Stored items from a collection

=== Begin Enclosure ===

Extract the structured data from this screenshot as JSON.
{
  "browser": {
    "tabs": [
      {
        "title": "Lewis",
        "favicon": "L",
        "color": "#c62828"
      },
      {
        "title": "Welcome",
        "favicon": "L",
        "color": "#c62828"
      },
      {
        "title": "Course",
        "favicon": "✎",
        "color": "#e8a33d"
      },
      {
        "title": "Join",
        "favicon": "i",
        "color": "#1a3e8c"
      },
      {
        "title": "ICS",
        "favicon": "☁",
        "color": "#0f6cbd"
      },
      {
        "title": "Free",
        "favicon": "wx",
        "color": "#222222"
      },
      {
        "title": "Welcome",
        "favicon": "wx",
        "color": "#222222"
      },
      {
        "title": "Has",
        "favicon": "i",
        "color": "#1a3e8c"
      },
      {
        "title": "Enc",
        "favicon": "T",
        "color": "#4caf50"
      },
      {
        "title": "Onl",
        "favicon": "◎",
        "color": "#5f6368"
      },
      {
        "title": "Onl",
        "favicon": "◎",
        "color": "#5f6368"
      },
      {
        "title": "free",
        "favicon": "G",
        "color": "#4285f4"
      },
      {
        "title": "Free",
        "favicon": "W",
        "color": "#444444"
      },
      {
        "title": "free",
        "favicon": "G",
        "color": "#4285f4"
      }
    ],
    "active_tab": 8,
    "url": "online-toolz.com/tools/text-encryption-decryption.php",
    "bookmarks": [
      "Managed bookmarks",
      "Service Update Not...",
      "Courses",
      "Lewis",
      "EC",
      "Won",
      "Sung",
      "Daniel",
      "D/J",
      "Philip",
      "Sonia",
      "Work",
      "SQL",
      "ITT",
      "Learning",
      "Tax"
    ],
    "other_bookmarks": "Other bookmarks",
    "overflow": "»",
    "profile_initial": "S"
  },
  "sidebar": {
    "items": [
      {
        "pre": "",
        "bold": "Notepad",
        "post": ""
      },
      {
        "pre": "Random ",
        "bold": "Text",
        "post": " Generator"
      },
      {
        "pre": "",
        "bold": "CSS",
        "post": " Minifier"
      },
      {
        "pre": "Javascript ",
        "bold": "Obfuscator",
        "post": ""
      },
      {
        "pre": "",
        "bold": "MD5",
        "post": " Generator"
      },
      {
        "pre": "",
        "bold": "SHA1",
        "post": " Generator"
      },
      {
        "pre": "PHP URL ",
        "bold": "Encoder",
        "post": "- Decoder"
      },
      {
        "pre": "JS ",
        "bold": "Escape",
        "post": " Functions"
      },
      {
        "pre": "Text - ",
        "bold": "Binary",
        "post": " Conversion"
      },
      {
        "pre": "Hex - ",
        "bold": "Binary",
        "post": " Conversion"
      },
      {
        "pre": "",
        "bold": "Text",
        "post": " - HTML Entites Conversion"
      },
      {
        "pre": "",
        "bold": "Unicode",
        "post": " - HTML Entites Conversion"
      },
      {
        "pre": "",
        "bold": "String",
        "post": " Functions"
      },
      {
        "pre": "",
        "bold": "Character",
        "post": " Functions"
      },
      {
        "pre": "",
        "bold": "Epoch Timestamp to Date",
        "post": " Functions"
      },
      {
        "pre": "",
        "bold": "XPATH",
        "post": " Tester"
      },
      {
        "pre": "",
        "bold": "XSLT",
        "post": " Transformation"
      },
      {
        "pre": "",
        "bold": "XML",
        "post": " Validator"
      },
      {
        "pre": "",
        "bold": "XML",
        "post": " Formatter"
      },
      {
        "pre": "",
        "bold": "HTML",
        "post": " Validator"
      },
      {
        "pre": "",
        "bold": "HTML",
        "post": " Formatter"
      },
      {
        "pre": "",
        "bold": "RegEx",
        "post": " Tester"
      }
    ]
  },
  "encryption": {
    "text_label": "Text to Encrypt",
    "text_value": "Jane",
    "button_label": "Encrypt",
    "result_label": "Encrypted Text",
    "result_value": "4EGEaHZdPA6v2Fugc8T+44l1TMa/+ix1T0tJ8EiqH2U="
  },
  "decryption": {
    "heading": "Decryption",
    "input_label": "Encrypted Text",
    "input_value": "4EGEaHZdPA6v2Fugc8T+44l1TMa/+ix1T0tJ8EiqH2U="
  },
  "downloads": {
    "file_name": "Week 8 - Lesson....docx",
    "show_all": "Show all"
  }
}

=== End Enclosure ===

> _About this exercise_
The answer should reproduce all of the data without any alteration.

> _Response to this exercise_
Extract the structured data from this screenshot as JSON.
{
  "browser": {
    "tabs": [
      {
        "title": "Lewis",
        "favicon": "L",
        "color": "#c62828"
      },
      {
        "title": "Welcome",
        "favicon": "L",
        "color": "#c62828"
      },
      {
        "title": "Course",
        "favicon": "✎",
        "color": "#e8a33d"
      },
      {
        "title": "Join",
        "favicon": "i",
        "color": "#1a3e8c"
      },
      {
        "title": "ICS",
        "favicon": "☁",
        "color": "#0f6cbd"
      },
      {
        "title": "Free",
        "favicon": "wx",
        "color": "#222222"
      },
      {
        "title": "Welcome",
        "favicon": "wx",
        "color": "#222222"
      },
      {
        "title": "Has",
        "favicon": "i",
        "color": "#1a3e8c"
      },
      {
        "title": "Enc",
        "favicon": "T",
        "color": "#4caf50"
      },
      {
        "title": "Onl",
        "favicon": "◎",
        "color": "#5f6368"
      },
      {
        "title": "Onl",
        "favicon": "◎",
        "color": "#5f6368"
      },
      {
        "title": "free",
        "favicon": "G",
        "color": "#4285f4"
      },
      {
        "title": "Free",
        "favicon": "W",
        "color": "#444444"
      },
      {
        "title": "free",
        "favicon": "G",
        "color": "#4285f4"
      }
    ],
    "active_tab": 8,
    "url": "online-toolz.com/tools/text-encryption-decryption.php",
    "bookmarks": [
      "Managed bookmarks",
      "Service Update Not...",
      "Courses",
      "Lewis",
      "EC",
      "Won",
      "Sung",
      "Daniel",
      "D/J",
      "Philip",
      "Sonia",
      "Work",
      "SQL",
      "ITT",
      "Learning",
      "Tax"
    ],
    "other_bookmarks": "Other bookmarks",
    "overflow": "»",
    "profile_initial": "S"
  },
  "sidebar": {
    "items": [
      {
        "pre": "",
        "bold": "Notepad",
        "post": ""
      },
      {
        "pre": "Random ",
        "bold": "Text",
        "post": " Generator"
      },
      {
        "pre": "",
        "bold": "CSS",
        "post": " Minifier"
      },
      {
        "pre": "Javascript ",
        "bold": "Obfuscator",
        "post": ""
      },
      {
        "pre": "",
        "bold": "MD5",
        "post": " Generator"
      },
      {
        "pre": "",
        "bold": "SHA1",
        "post": " Generator"
      },
      {
        "pre": "PHP URL ",
        "bold": "Encoder",
        "post": "- Decoder"
      },
      {
        "pre": "JS ",
        "bold": "Escape",
        "post": " Functions"
      },
      {
        "pre": "Text - ",
        "bold": "Binary",
        "post": " Conversion"
      },
      {
        "pre": "Hex - ",
        "bold": "Binary",
        "post": " Conversion"
      },
      {
        "pre": "",
        "bold": "Text",
        "post": " - HTML Entites Conversion"
      },
      {
        "pre": "",
        "bold": "Unicode",
        "post": " - HTML Entites Conversion"
      },
      {
        "pre": "",
        "bold": "String",
        "post": " Functions"
      },
      {
        "pre": "",
        "bold": "Character",
        "post": " Functions"
      },
      {
        "pre": "",
        "bold": "Epoch Timestamp to Date",
        "post": " Functions"
      },
      {
        "pre": "",
        "bold": "XPATH",
        "post": " Tester"
      },
      {
        "pre": "",
        "bold": "XSLT",
        "post": " Transformation"
      },
      {
        "pre": "",
        "bold": "XML",
        "post": " Validator"
      },
      {
        "pre": "",
        "bold": "XML",
        "post": " Formatter"
      },
      {
        "pre": "",
        "bold": "HTML",
        "post": " Validator"
      },
      {
        "pre": "",
        "bold": "HTML",
        "post": " Formatter"
      },
      {
        "pre": "",
        "bold": "RegEx",
        "post": " Tester"
      }
    ]
  },
  "encryption": {
    "text_label": "Text to Encrypt",
    "text_value": "Jane",
    "button_label": "Encrypt",
    "result_label": "Encrypted Text",
    "result_value": "4EGEaHZdPA6v2Fugc8T+44l1TMa/+ix1T0tJ8EiqH2U="
  },
  "decryption": {
    "heading": "Decryption",
    "input_label": "Encrypted Text",
    "input_value": "4EGEaHZdPA6v2Fugc8T+44l1TMa/+ix1T0tJ8EiqH2U="
  },
  "downloads": {
    "file_name": "Week 8 - Lesson....docx",
    "show_all": "Show all"
  }
}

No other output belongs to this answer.